How gold is extracted
Did you know that a deadly poison can also help extract precious gold from mines?
It had long been known that cyanide ions (CN-) stop the body from absorbing oxygen resulting in a very quick death and that gold (Au2+) also dissolves in cyanide, but in the 19th century people in the mining business thought to use this basic chemistry to help extract the small amounts of gold in low-grade ores.
The quartz from the mine containing the small amounts of gold is ground up and the cyanide solution is added. Two cyanide atoms attach themselves to one gold atom and the newly formed molecules float in the ‘pregnant’ mix.
The final step is to precipitate out the gold which is done by running an electrical current in the solution-one side of the tank is positively charged, the other negative. Because the gold ions are positively charged, they move towards the negative charge. The gold is then melted off and poured into a mould. Often silver (Ag2+) lingers in the solution as it is sometimes present in the mines, resulting in a lower grade bouillon.
In 1899 Karangahake, near Waihi, became the first place in the world to trial this process and it is still being used today.

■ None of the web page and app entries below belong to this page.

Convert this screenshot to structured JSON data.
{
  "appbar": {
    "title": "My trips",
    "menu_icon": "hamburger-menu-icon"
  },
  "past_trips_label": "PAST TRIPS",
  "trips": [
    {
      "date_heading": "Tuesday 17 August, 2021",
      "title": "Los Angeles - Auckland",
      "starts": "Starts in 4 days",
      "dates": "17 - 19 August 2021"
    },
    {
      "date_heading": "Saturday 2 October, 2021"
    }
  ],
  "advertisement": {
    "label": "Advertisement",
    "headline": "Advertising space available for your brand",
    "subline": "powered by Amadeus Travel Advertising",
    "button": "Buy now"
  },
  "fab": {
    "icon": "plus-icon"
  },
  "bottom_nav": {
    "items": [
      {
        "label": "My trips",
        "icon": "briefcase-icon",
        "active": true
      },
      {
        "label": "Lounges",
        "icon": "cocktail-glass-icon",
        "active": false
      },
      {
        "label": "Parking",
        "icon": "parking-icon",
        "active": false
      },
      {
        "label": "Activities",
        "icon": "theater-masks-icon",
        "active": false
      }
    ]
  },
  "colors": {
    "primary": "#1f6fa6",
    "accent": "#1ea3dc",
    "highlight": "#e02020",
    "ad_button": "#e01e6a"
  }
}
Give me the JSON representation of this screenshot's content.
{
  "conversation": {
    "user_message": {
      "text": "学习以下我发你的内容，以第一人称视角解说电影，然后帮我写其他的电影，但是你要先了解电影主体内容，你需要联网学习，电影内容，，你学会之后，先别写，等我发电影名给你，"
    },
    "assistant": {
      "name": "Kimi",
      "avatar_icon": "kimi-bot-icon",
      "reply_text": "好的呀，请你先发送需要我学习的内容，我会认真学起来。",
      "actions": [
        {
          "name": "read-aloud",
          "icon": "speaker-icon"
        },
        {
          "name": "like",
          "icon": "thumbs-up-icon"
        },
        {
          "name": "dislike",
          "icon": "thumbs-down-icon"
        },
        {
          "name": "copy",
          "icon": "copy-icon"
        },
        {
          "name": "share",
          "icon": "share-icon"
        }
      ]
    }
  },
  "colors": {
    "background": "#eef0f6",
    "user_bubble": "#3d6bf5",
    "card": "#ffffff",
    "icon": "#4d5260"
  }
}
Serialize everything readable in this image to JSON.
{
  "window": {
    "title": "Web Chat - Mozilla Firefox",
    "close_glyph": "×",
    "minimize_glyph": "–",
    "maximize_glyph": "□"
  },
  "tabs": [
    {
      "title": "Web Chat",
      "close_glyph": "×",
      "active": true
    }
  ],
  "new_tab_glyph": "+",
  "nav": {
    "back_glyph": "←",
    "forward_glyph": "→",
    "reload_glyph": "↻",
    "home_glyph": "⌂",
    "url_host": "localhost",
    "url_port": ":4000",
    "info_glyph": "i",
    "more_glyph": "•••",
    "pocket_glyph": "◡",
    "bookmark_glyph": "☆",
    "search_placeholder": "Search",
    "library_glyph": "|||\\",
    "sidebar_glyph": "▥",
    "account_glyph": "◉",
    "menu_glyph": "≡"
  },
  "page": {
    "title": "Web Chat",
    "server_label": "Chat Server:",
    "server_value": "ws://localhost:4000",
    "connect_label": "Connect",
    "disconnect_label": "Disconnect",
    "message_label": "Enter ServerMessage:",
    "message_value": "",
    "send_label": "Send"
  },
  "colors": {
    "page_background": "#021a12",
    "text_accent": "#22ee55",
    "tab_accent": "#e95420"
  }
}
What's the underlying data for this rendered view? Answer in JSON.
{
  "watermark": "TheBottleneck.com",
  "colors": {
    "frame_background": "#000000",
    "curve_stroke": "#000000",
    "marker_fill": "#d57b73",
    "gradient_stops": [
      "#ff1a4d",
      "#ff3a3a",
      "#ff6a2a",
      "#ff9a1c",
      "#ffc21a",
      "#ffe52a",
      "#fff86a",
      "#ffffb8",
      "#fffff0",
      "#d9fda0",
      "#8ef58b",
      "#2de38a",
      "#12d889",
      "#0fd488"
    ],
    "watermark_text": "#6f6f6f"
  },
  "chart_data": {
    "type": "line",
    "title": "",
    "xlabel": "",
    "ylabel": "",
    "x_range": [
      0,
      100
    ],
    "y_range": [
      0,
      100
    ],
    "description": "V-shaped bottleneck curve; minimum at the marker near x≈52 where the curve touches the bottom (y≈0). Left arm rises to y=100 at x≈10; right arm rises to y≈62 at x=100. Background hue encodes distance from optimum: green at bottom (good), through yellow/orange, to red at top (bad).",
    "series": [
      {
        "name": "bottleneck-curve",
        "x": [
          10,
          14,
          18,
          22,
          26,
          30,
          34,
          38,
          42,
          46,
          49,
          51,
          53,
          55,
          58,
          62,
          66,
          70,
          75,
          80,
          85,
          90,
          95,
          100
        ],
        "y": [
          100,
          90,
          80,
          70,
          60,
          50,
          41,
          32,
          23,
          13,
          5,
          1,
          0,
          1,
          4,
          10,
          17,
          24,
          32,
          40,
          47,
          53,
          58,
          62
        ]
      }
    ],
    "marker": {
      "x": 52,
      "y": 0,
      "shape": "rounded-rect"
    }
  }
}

It is important that mines carefully monitor the gold cyanidation process because the many toxic chemicals used in the process could cause serious harm to the environment in the unfortunate event of an accident.